Output the full listing below exactly as it reads, and skip anything that is a picture.

*** Begin section ***

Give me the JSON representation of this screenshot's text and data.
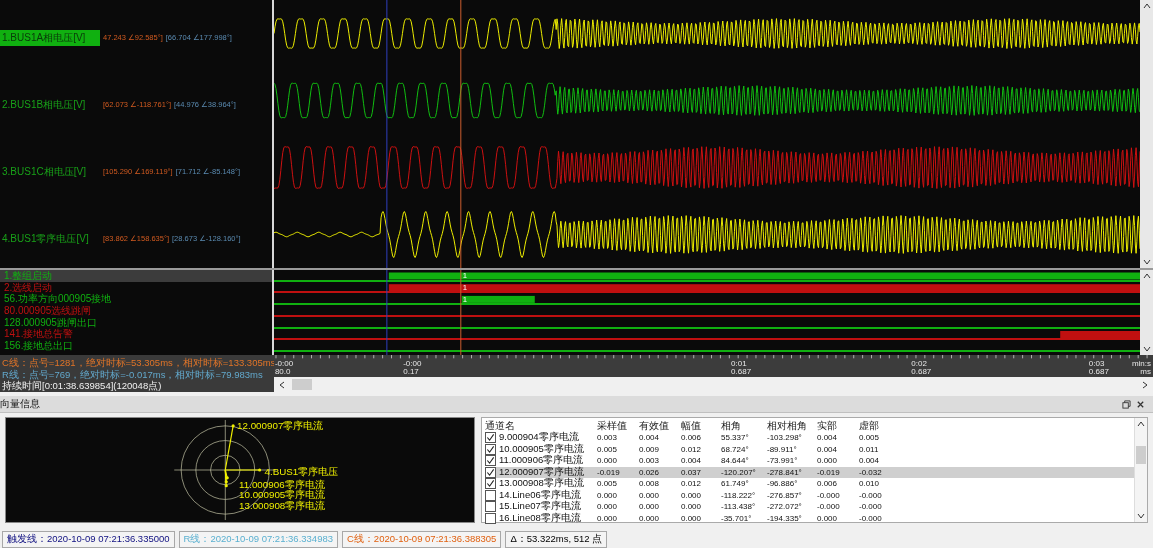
{
  "analog_channels": [
    {
      "name": "1.BUS1A相电压[V]",
      "value_1": "47.243 ∠92.585°]",
      "value_2": "[66.704 ∠177.998°]",
      "color": "#f0f000",
      "selected": true
    },
    {
      "name": "2.BUS1B相电压[V]",
      "value_1": "[62.073 ∠-118.761°]",
      "value_2": "[44.976 ∠38.964°]",
      "color": "#10c010",
      "selected": false
    },
    {
      "name": "3.BUS1C相电压[V]",
      "value_1": "[105.290 ∠169.119°]",
      "value_2": "[71.712 ∠-85.148°]",
      "color": "#d01010",
      "selected": false
    },
    {
      "name": "4.BUS1零序电压[V]",
      "value_1": "[83.862 ∠158.635°]",
      "value_2": "[28.673 ∠-128.160°]",
      "color": "#f0f000",
      "selected": false
    }
  ],
  "digital_channels": [
    {
      "label": "1.整组启动",
      "color": "#10b010",
      "selected": true,
      "active": true,
      "cursor_value": "1"
    },
    {
      "label": "2.选线启动",
      "color": "#c01010",
      "selected": false,
      "active": true,
      "cursor_value": "1"
    },
    {
      "label": "56.功率方向000905接地",
      "color": "#10b010",
      "selected": false,
      "active": true,
      "cursor_value": "1"
    },
    {
      "label": "80.000905选线跳闸",
      "color": "#c01010",
      "selected": false,
      "active": false
    },
    {
      "label": "128.000905跳闸出口",
      "color": "#10b010",
      "selected": false,
      "active": false
    },
    {
      "label": "141.接地总告警",
      "color": "#c01010",
      "selected": false,
      "active": true
    },
    {
      "label": "156.接地总出口",
      "color": "#10b010",
      "selected": false,
      "active": false
    }
  ],
  "cursor_info": [
    {
      "kind": "c_line",
      "text": "C线：点号=1281，绝对时标=53.305ms，相对时标=133.305ms"
    },
    {
      "kind": "r_line",
      "text": "R线：点号=769，绝对时标=-0.017ms，相对时标=79.983ms"
    },
    {
      "kind": "duration",
      "text": "持续时间[0:01:38.639854](120048点)"
    }
  ],
  "time_axis": {
    "ticks": [
      {
        "time": "-0:00",
        "ms": "80.0"
      },
      {
        "time": "-0:00",
        "ms": "0.17"
      },
      {
        "time": "0:01",
        "ms": "0.687"
      },
      {
        "time": "0:02",
        "ms": "0.687"
      },
      {
        "time": "0:03",
        "ms": "0.687"
      }
    ],
    "unit_time": "min:s",
    "unit_ms": "ms"
  },
  "vector_panel": {
    "title": "向量信息",
    "vectors": [
      {
        "label": "12.000907零序电流"
      },
      {
        "label": "4.BUS1零序电压"
      },
      {
        "label": "11.000906零序电流"
      },
      {
        "label": "10.000905零序电流"
      },
      {
        "label": "13.000908零序电流"
      }
    ]
  },
  "table": {
    "columns": [
      "通道名",
      "采样值",
      "有效值",
      "幅值",
      "相角",
      "相对相角",
      "实部",
      "虚部"
    ],
    "rows": [
      {
        "checked": true,
        "selected": false,
        "cells": [
          "9.000904零序电流",
          "0.003",
          "0.004",
          "0.006",
          "55.337°",
          "-103.298°",
          "0.004",
          "0.005"
        ]
      },
      {
        "checked": true,
        "selected": false,
        "cells": [
          "10.000905零序电流",
          "0.005",
          "0.009",
          "0.012",
          "68.724°",
          "-89.911°",
          "0.004",
          "0.011"
        ]
      },
      {
        "checked": true,
        "selected": false,
        "cells": [
          "11.000906零序电流",
          "0.000",
          "0.003",
          "0.004",
          "84.644°",
          "-73.991°",
          "0.000",
          "0.004"
        ]
      },
      {
        "checked": true,
        "selected": true,
        "cells": [
          "12.000907零序电流",
          "-0.019",
          "0.026",
          "0.037",
          "-120.207°",
          "-278.841°",
          "-0.019",
          "-0.032"
        ]
      },
      {
        "checked": true,
        "selected": false,
        "cells": [
          "13.000908零序电流",
          "0.005",
          "0.008",
          "0.012",
          "61.749°",
          "-96.886°",
          "0.006",
          "0.010"
        ]
      },
      {
        "checked": false,
        "selected": false,
        "cells": [
          "14.Line06零序电流",
          "0.000",
          "0.000",
          "0.000",
          "-118.222°",
          "-276.857°",
          "-0.000",
          "-0.000"
        ]
      },
      {
        "checked": false,
        "selected": false,
        "cells": [
          "15.Line07零序电流",
          "0.000",
          "0.000",
          "0.000",
          "-113.438°",
          "-272.072°",
          "-0.000",
          "-0.000"
        ]
      },
      {
        "checked": false,
        "selected": false,
        "cells": [
          "16.Line08零序电流",
          "0.000",
          "0.000",
          "0.000",
          "-35.701°",
          "-194.335°",
          "0.000",
          "-0.000"
        ]
      }
    ]
  },
  "status_bar": [
    {
      "kind": "trigger",
      "text": "触发线：2020-10-09 07:21:36.335000"
    },
    {
      "kind": "r_line",
      "text": "R线：2020-10-09 07:21:36.334983"
    },
    {
      "kind": "c_line",
      "text": "C线：2020-10-09 07:21:36.388305"
    },
    {
      "kind": "delta",
      "text": "Δ：53.322ms, 512 点"
    }
  ]
}
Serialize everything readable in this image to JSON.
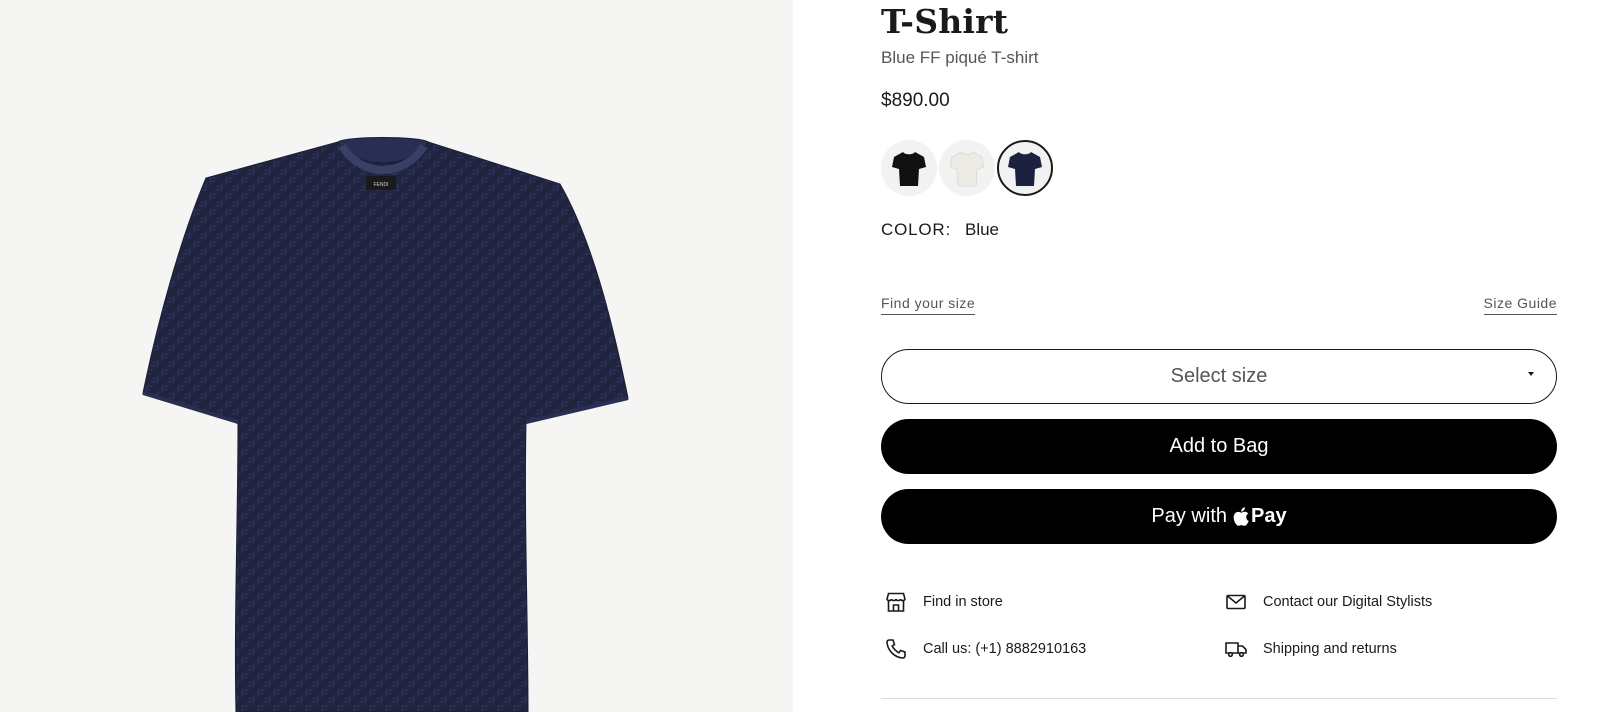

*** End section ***

* [Exercise output]
Give me the JSON representation of this screenshot's text and data.
{
  "analog_channels": [
    {
      "name": "1.BUS1A相电压[V]",
      "value_1": "47.243 ∠92.585°]",
      "value_2": "[66.704 ∠177.998°]",
      "color": "#f0f000",
      "selected": true
    },
    {
      "name": "2.BUS1B相电压[V]",
      "value_1": "[62.073 ∠-118.761°]",
      "value_2": "[44.976 ∠38.964°]",
      "color": "#10c010",
      "selected": false
    },
    {
      "name": "3.BUS1C相电压[V]",
      "value_1": "[105.290 ∠169.119°]",
      "value_2": "[71.712 ∠-85.148°]",
      "color": "#d01010",
      "selected": false
    },
    {
      "name": "4.BUS1零序电压[V]",
      "value_1": "[83.862 ∠158.635°]",
      "value_2": "[28.673 ∠-128.160°]",
      "color": "#f0f000",
      "selected": false
    }
  ],
  "digital_channels": [
    {
      "label": "1.整组启动",
      "color": "#10b010",
      "selected": true,
      "active": true,
      "cursor_value": "1"
    },
    {
      "label": "2.选线启动",
      "color": "#c01010",
      "selected": false,
      "active": true,
      "cursor_value": "1"
    },
    {
      "label": "56.功率方向000905接地",
      "color": "#10b010",
      "selected": false,
      "active": true,
      "cursor_value": "1"
    },
    {
      "label": "80.000905选线跳闸",
      "color": "#c01010",
      "selected": false,
      "active": false
    },
    {
      "label": "128.000905跳闸出口",
      "color": "#10b010",
      "selected": false,
      "active": false
    },
    {
      "label": "141.接地总告警",
      "color": "#c01010",
      "selected": false,
      "active": true
    },
    {
      "label": "156.接地总出口",
      "color": "#10b010",
      "selected": false,
      "active": false
    }
  ],
  "cursor_info": [
    {
      "kind": "c_line",
      "text": "C线：点号=1281，绝对时标=53.305ms，相对时标=133.305ms"
    },
    {
      "kind": "r_line",
      "text": "R线：点号=769，绝对时标=-0.017ms，相对时标=79.983ms"
    },
    {
      "kind": "duration",
      "text": "持续时间[0:01:38.639854](120048点)"
    }
  ],
  "time_axis": {
    "ticks": [
      {
        "time": "-0:00",
        "ms": "80.0"
      },
      {
        "time": "-0:00",
        "ms": "0.17"
      },
      {
        "time": "0:01",
        "ms": "0.687"
      },
      {
        "time": "0:02",
        "ms": "0.687"
      },
      {
        "time": "0:03",
        "ms": "0.687"
      }
    ],
    "unit_time": "min:s",
    "unit_ms": "ms"
  },
  "vector_panel": {
    "title": "向量信息",
    "vectors": [
      {
        "label": "12.000907零序电流"
      },
      {
        "label": "4.BUS1零序电压"
      },
      {
        "label": "11.000906零序电流"
      },
      {
        "label": "10.000905零序电流"
      },
      {
        "label": "13.000908零序电流"
      }
    ]
  },
  "table": {
    "columns": [
      "通道名",
      "采样值",
      "有效值",
      "幅值",
      "相角",
      "相对相角",
      "实部",
      "虚部"
    ],
    "rows": [
      {
        "checked": true,
        "selected": false,
        "cells": [
          "9.000904零序电流",
          "0.003",
          "0.004",
          "0.006",
          "55.337°",
          "-103.298°",
          "0.004",
          "0.005"
        ]
      },
      {
        "checked": true,
        "selected": false,
        "cells": [
          "10.000905零序电流",
          "0.005",
          "0.009",
          "0.012",
          "68.724°",
          "-89.911°",
          "0.004",
          "0.011"
        ]
      },
      {
        "checked": true,
        "selected": false,
        "cells": [
          "11.000906零序电流",
          "0.000",
          "0.003",
          "0.004",
          "84.644°",
          "-73.991°",
          "0.000",
          "0.004"
        ]
      },
      {
        "checked": true,
        "selected": true,
        "cells": [
          "12.000907零序电流",
          "-0.019",
          "0.026",
          "0.037",
          "-120.207°",
          "-278.841°",
          "-0.019",
          "-0.032"
        ]
      },
      {
        "checked": true,
        "selected": false,
        "cells": [
          "13.000908零序电流",
          "0.005",
          "0.008",
          "0.012",
          "61.749°",
          "-96.886°",
          "0.006",
          "0.010"
        ]
      },
      {
        "checked": false,
        "selected": false,
        "cells": [
          "14.Line06零序电流",
          "0.000",
          "0.000",
          "0.000",
          "-118.222°",
          "-276.857°",
          "-0.000",
          "-0.000"
        ]
      },
      {
        "checked": false,
        "selected": false,
        "cells": [
          "15.Line07零序电流",
          "0.000",
          "0.000",
          "0.000",
          "-113.438°",
          "-272.072°",
          "-0.000",
          "-0.000"
        ]
      },
      {
        "checked": false,
        "selected": false,
        "cells": [
          "16.Line08零序电流",
          "0.000",
          "0.000",
          "0.000",
          "-35.701°",
          "-194.335°",
          "0.000",
          "-0.000"
        ]
      }
    ]
  },
  "status_bar": [
    {
      "kind": "trigger",
      "text": "触发线：2020-10-09 07:21:36.335000"
    },
    {
      "kind": "r_line",
      "text": "R线：2020-10-09 07:21:36.334983"
    },
    {
      "kind": "c_line",
      "text": "C线：2020-10-09 07:21:36.388305"
    },
    {
      "kind": "delta",
      "text": "Δ：53.322ms, 512 点"
    }
  ]
}
Serialize everything readable in this image to JSON.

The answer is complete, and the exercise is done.